* **DATA**:

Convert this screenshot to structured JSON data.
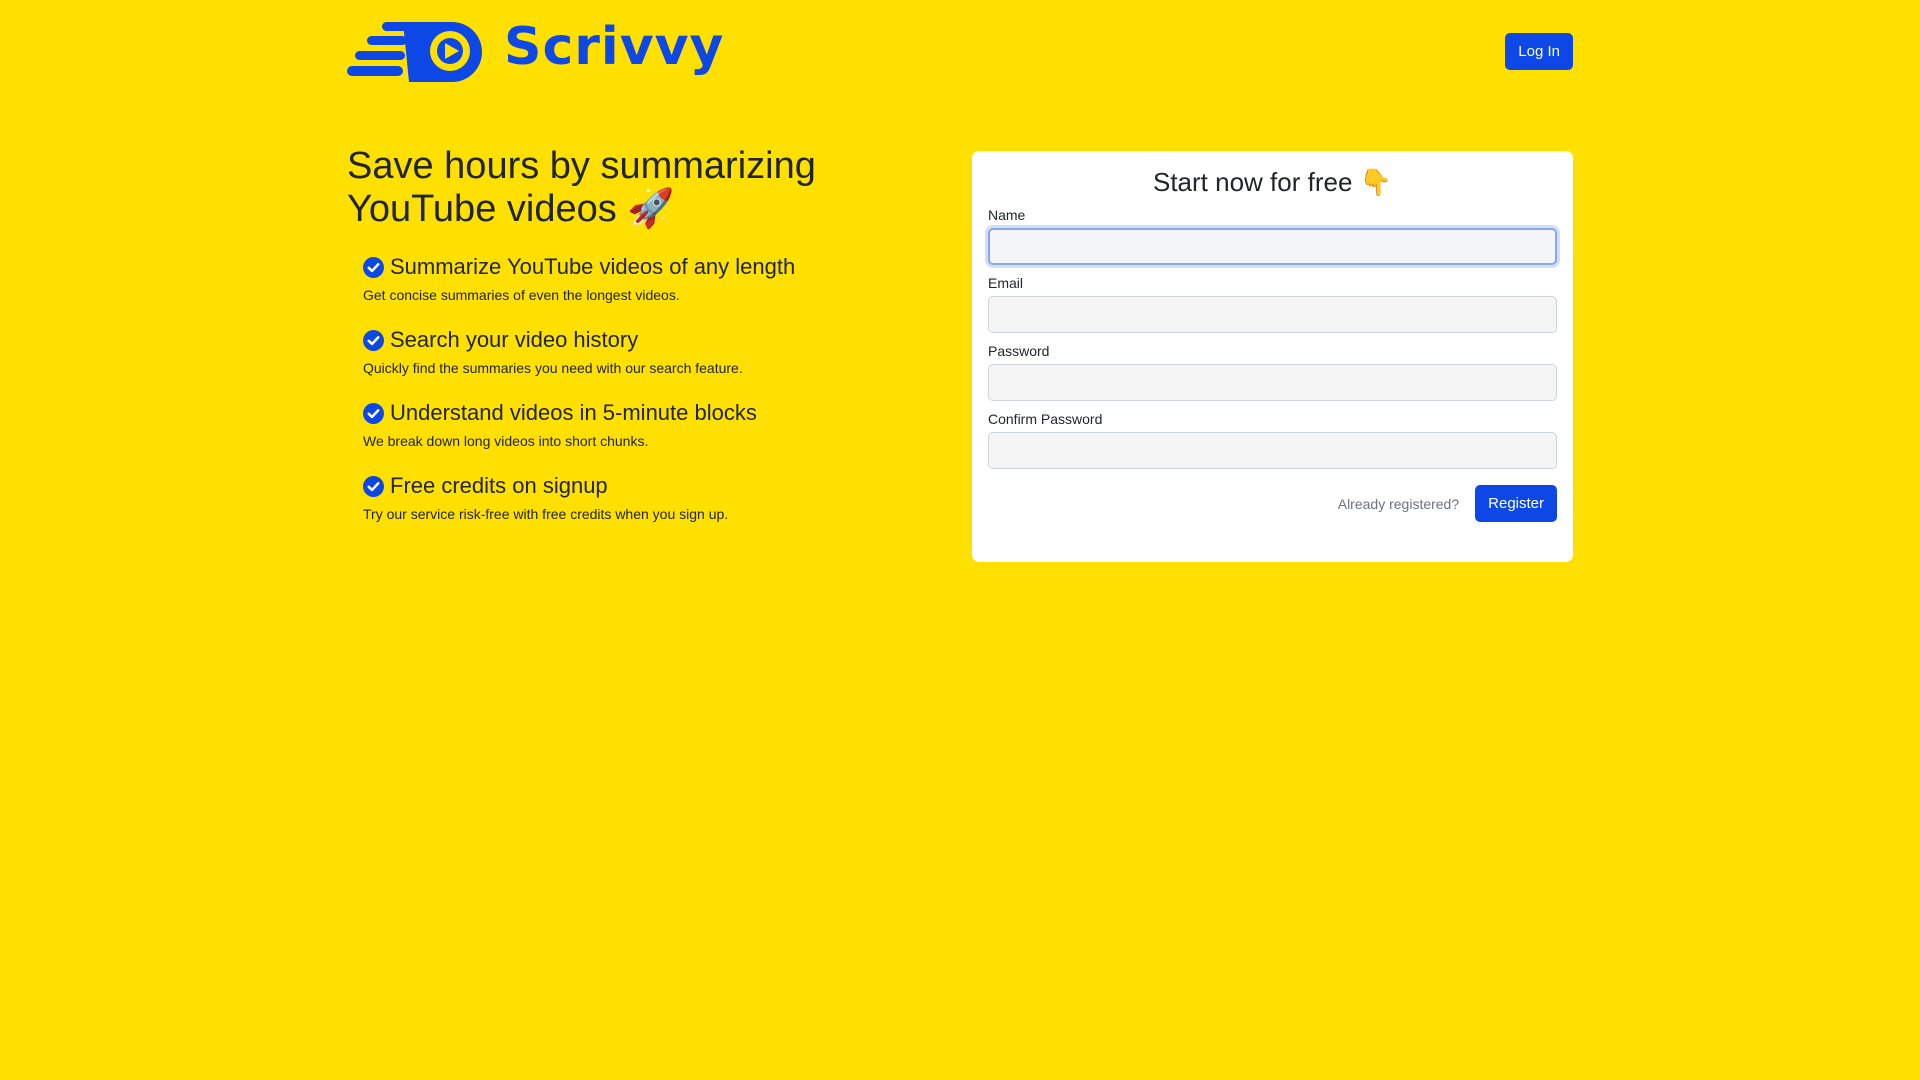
{
  "header": {
    "brand_name": "Scrivvy",
    "login_label": "Log In"
  },
  "hero": {
    "title": "Save hours by summarizing YouTube videos 🚀",
    "features": [
      {
        "icon": "check-circle-icon",
        "title": "Summarize YouTube videos of any length",
        "description": "Get concise summaries of even the longest videos."
      },
      {
        "icon": "check-circle-icon",
        "title": "Search your video history",
        "description": "Quickly find the summaries you need with our search feature."
      },
      {
        "icon": "check-circle-icon",
        "title": "Understand videos in 5-minute blocks",
        "description": "We break down long videos into short chunks."
      },
      {
        "icon": "check-circle-icon",
        "title": "Free credits on signup",
        "description": "Try our service risk-free with free credits when you sign up."
      }
    ]
  },
  "register_form": {
    "title": "Start now for free 👇",
    "fields": {
      "name": {
        "label": "Name",
        "value": ""
      },
      "email": {
        "label": "Email",
        "value": ""
      },
      "password": {
        "label": "Password",
        "value": ""
      },
      "confirm_password": {
        "label": "Confirm Password",
        "value": ""
      }
    },
    "already_registered_label": "Already registered?",
    "register_label": "Register"
  },
  "colors": {
    "background": "#FFE000",
    "accent": "#0D47E6",
    "card": "#FFFFFF"
  }
}
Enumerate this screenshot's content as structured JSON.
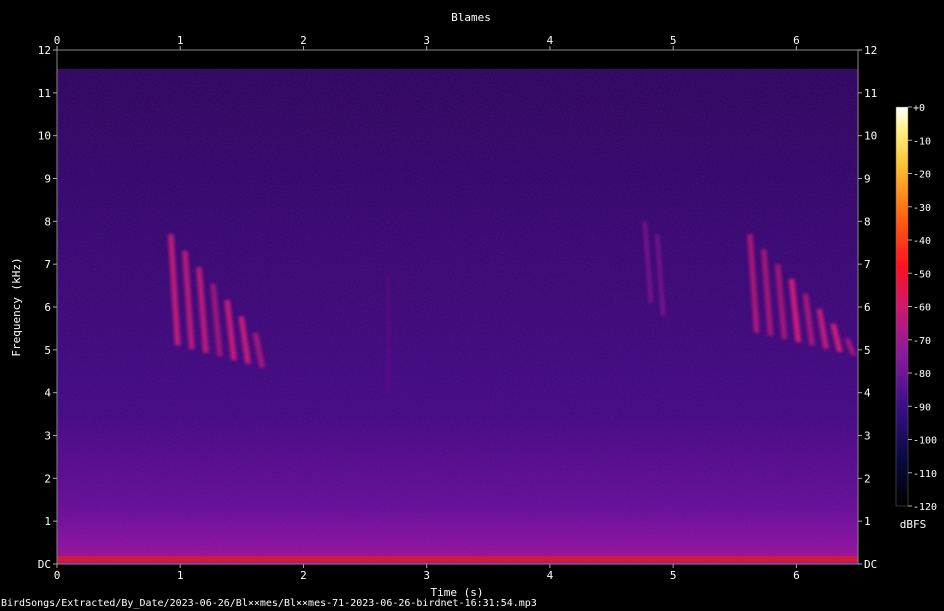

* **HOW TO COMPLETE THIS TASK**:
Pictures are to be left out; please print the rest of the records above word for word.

* **EXERCISE ANSWER**:
Convert this screenshot to structured JSON data.
{
  "header": {
    "brand_name": "Scrivvy",
    "login_label": "Log In"
  },
  "hero": {
    "title": "Save hours by summarizing YouTube videos 🚀",
    "features": [
      {
        "icon": "check-circle-icon",
        "title": "Summarize YouTube videos of any length",
        "description": "Get concise summaries of even the longest videos."
      },
      {
        "icon": "check-circle-icon",
        "title": "Search your video history",
        "description": "Quickly find the summaries you need with our search feature."
      },
      {
        "icon": "check-circle-icon",
        "title": "Understand videos in 5-minute blocks",
        "description": "We break down long videos into short chunks."
      },
      {
        "icon": "check-circle-icon",
        "title": "Free credits on signup",
        "description": "Try our service risk-free with free credits when you sign up."
      }
    ]
  },
  "register_form": {
    "title": "Start now for free 👇",
    "fields": {
      "name": {
        "label": "Name",
        "value": ""
      },
      "email": {
        "label": "Email",
        "value": ""
      },
      "password": {
        "label": "Password",
        "value": ""
      },
      "confirm_password": {
        "label": "Confirm Password",
        "value": ""
      }
    },
    "already_registered_label": "Already registered?",
    "register_label": "Register"
  },
  "colors": {
    "background": "#FFE000",
    "accent": "#0D47E6",
    "card": "#FFFFFF"
  }
}
Enumerate this screenshot's content as structured JSON.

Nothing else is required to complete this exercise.